In his final novel, Rainbow People, Nicholas Mosley offers us the distinctly twenty-first-century story of a holy family. A man, a woman, and a child walk together along the coast of the Mediterranean Sea, near the border between Greece and Macedonia. They watch as a film is made about the refugee crisis on the beach. While the mother and father, joined by the filmmaker, contemplate the meaning of the crisis, the limited powers of art, the greater powers of fear and faith, the child explores, plays, and constantly transforms before their eyes. Months later, the family travels from their home in England to Calais, France, where an enormous refugee camp called “the Jungle” has sprung up. Here, in this unlikely place, the child shows the adults a graceful way to face the future. Mosley’s Rainbow People is a masterful, powerful book about borders, politics, and hope.

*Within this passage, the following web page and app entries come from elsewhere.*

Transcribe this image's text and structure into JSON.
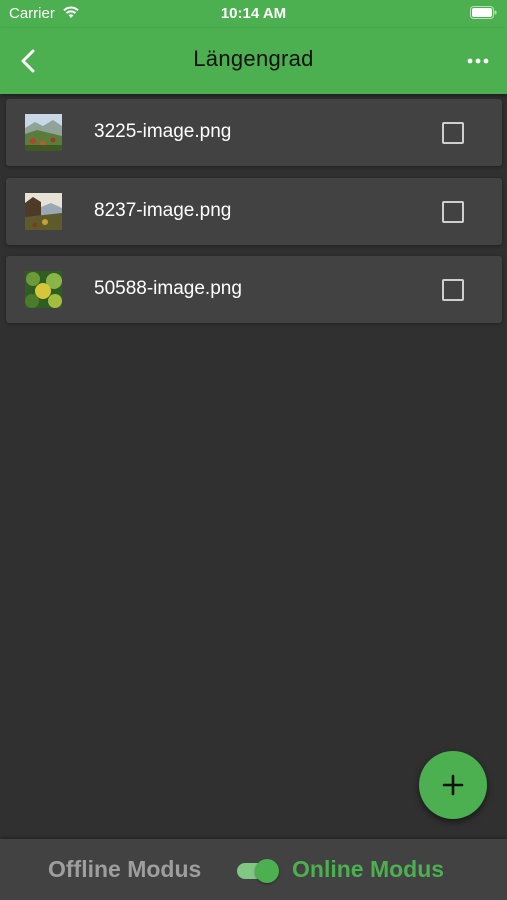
{
  "status_bar": {
    "carrier": "Carrier",
    "time": "10:14 AM"
  },
  "app_bar": {
    "title": "Längengrad"
  },
  "files": [
    {
      "name": "3225-image.png",
      "checked": false,
      "thumb_icon": "landscape-photo-thumbnail"
    },
    {
      "name": "8237-image.png",
      "checked": false,
      "thumb_icon": "mountain-photo-thumbnail"
    },
    {
      "name": "50588-image.png",
      "checked": false,
      "thumb_icon": "plant-photo-thumbnail"
    }
  ],
  "bottom_bar": {
    "offline_label": "Offline Modus",
    "online_label": "Online Modus",
    "online_enabled": true
  },
  "colors": {
    "accent": "#4caf50",
    "background": "#303030",
    "card": "#424242"
  }
}
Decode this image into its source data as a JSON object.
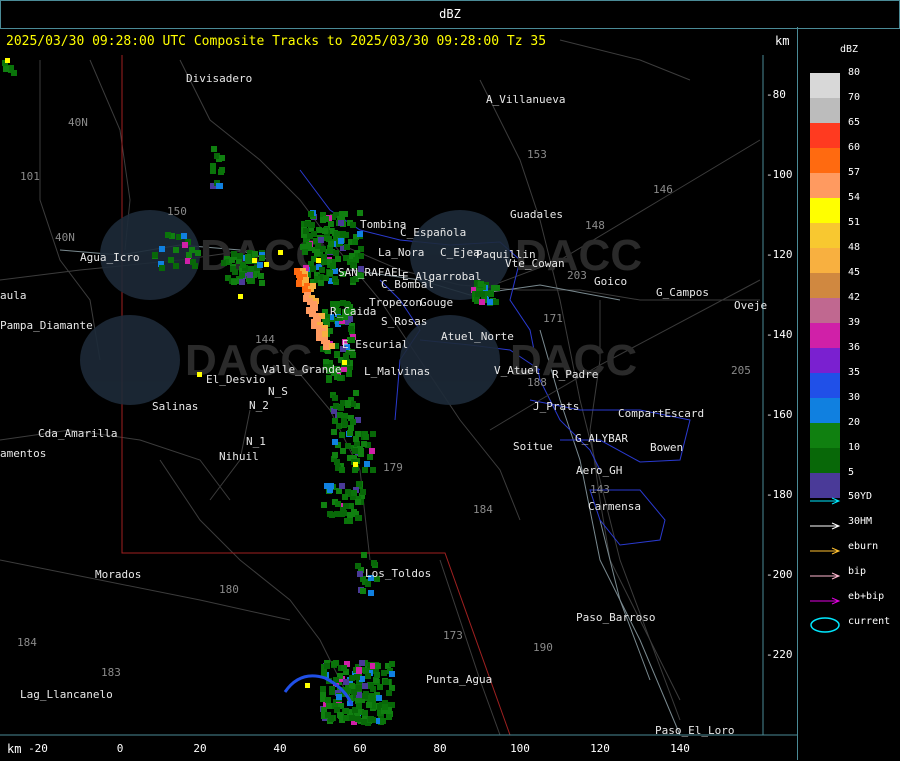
{
  "header": {
    "title": "dBZ"
  },
  "headline": "2025/03/30 09:28:00 UTC Composite Tracks to 2025/03/30 09:28:00 Tz 35",
  "units": {
    "top": "km",
    "bottom": "km"
  },
  "x_ticks": [
    "-20",
    "0",
    "20",
    "40",
    "60",
    "80",
    "100",
    "120",
    "140"
  ],
  "y_ticks": [
    "-80",
    "-100",
    "-120",
    "-140",
    "-160",
    "-180",
    "-200",
    "-220"
  ],
  "legend": {
    "title": "dBZ",
    "levels": [
      {
        "label": "80",
        "color": "#d8d8d8"
      },
      {
        "label": "70",
        "color": "#bcbcbc"
      },
      {
        "label": "65",
        "color": "#ff3a20"
      },
      {
        "label": "60",
        "color": "#ff6a10"
      },
      {
        "label": "57",
        "color": "#ff9a60"
      },
      {
        "label": "54",
        "color": "#ffff00"
      },
      {
        "label": "51",
        "color": "#f8c830"
      },
      {
        "label": "48",
        "color": "#f8b040"
      },
      {
        "label": "45",
        "color": "#d08840"
      },
      {
        "label": "42",
        "color": "#c06890"
      },
      {
        "label": "39",
        "color": "#d020a8"
      },
      {
        "label": "36",
        "color": "#7a20d0"
      },
      {
        "label": "35",
        "color": "#2050e8"
      },
      {
        "label": "30",
        "color": "#1080e0"
      },
      {
        "label": "20",
        "color": "#108010"
      },
      {
        "label": "10",
        "color": "#086808"
      },
      {
        "label": "5",
        "color": "#4a3a98"
      }
    ],
    "tracks": [
      {
        "label": "50YD",
        "color": "#00e8ff"
      },
      {
        "label": "30HM",
        "color": "#ffffff"
      },
      {
        "label": "eburn",
        "color": "#ffc030"
      },
      {
        "label": "bip",
        "color": "#ffb8d0"
      },
      {
        "label": "eb+bip",
        "color": "#e000e0"
      },
      {
        "label": "current",
        "color": "#00e8ff"
      }
    ]
  },
  "places": [
    {
      "name": "Divisadero",
      "color": "light"
    },
    {
      "name": "A_Villanueva",
      "color": "light"
    },
    {
      "name": "Guadales",
      "color": "light"
    },
    {
      "name": "Tombina",
      "color": "light"
    },
    {
      "name": "C_Española",
      "color": "light"
    },
    {
      "name": "C_Ejea",
      "color": "light"
    },
    {
      "name": "La_Nora",
      "color": "light"
    },
    {
      "name": "Paquillin",
      "color": "light"
    },
    {
      "name": "Vte_Cowan",
      "color": "light"
    },
    {
      "name": "SAN_RAFAEL",
      "color": "light"
    },
    {
      "name": "E_Algarrobal",
      "color": "light"
    },
    {
      "name": "C_Bombal",
      "color": "light"
    },
    {
      "name": "Goico",
      "color": "light"
    },
    {
      "name": "G_Campos",
      "color": "light"
    },
    {
      "name": "Agua_Icro",
      "color": "light"
    },
    {
      "name": "aula",
      "color": "light"
    },
    {
      "name": "Pampa_Diamante",
      "color": "light"
    },
    {
      "name": "Tropezon",
      "color": "light"
    },
    {
      "name": "Gouge",
      "color": "light"
    },
    {
      "name": "R_Caida",
      "color": "light"
    },
    {
      "name": "S_Rosas",
      "color": "light"
    },
    {
      "name": "Atuel_Norte",
      "color": "light"
    },
    {
      "name": "E_Escurial",
      "color": "light"
    },
    {
      "name": "L_Malvinas",
      "color": "light"
    },
    {
      "name": "Valle_Grande",
      "color": "light"
    },
    {
      "name": "El_Desvio",
      "color": "light"
    },
    {
      "name": "V_Atuel",
      "color": "light"
    },
    {
      "name": "R_Padre",
      "color": "light"
    },
    {
      "name": "Salinas",
      "color": "light"
    },
    {
      "name": "N_S",
      "color": "light"
    },
    {
      "name": "N_2",
      "color": "light"
    },
    {
      "name": "J_Prats",
      "color": "light"
    },
    {
      "name": "CompartEscard",
      "color": "light"
    },
    {
      "name": "Cda_Amarilla",
      "color": "light"
    },
    {
      "name": "amentos",
      "color": "light"
    },
    {
      "name": "N_1",
      "color": "light"
    },
    {
      "name": "Nihuil",
      "color": "light"
    },
    {
      "name": "G_ALYBAR",
      "color": "light"
    },
    {
      "name": "Soitue",
      "color": "light"
    },
    {
      "name": "Bowen",
      "color": "light"
    },
    {
      "name": "Aero_GH",
      "color": "light"
    },
    {
      "name": "Carmensa",
      "color": "light"
    },
    {
      "name": "Los_Toldos",
      "color": "light"
    },
    {
      "name": "Morados",
      "color": "light"
    },
    {
      "name": "Paso_Barroso",
      "color": "light"
    },
    {
      "name": "Punta_Agua",
      "color": "light"
    },
    {
      "name": "Lag_Llancanelo",
      "color": "light"
    },
    {
      "name": "Paso_El_Loro",
      "color": "light"
    },
    {
      "name": "Oveje",
      "color": "light"
    }
  ],
  "routes": [
    "153",
    "146",
    "40N",
    "101",
    "150",
    "143",
    "148",
    "203",
    "171",
    "144",
    "188",
    "205",
    "179",
    "184",
    "180",
    "183",
    "190",
    "173",
    "40N",
    "184"
  ]
}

Born in London, Mosley was educated at Eton and Balliol College, Oxford and served in Italy during the Second World War, winning the Military Cross for bravery. He succeeded as 3rd Baron Ravensdale in 1966 and, on the death of his father on December 3, 1980, he also succeeded to the Baronetcy. His father, Sir Oswald Mosley, founded the British Union of Fascists in 1932 and was a supporter of Benito Mussolini. Sir Oswald was arrested in 1940 for his antiwar campaigning, and spent the majority of World War II in prison. As an adult, Nicholas was a harsh critic of his father in “Beyond the Pale: Sir Oswald Mosley and Family 1933-1980″ (1983), calling into question his father’s motives and understanding of politics. Nicholas’s work contributed to the 1998 Channel 4 television program titled Mosley based on his father’s life. At the end of the mini-series, Nicholas is portrayed meeting his father in prison to ask him about his national allegiance. Mosley began to stammer as a young boy, and attended weekly sessions with speech therapist Lionel Logue in order to help him overcome the speech disorder. Mosley says his father claimed never really to have noticed his stammer, but feels Sir Oswald may have been less aggressive when speaking to him than he was towards other people as a result.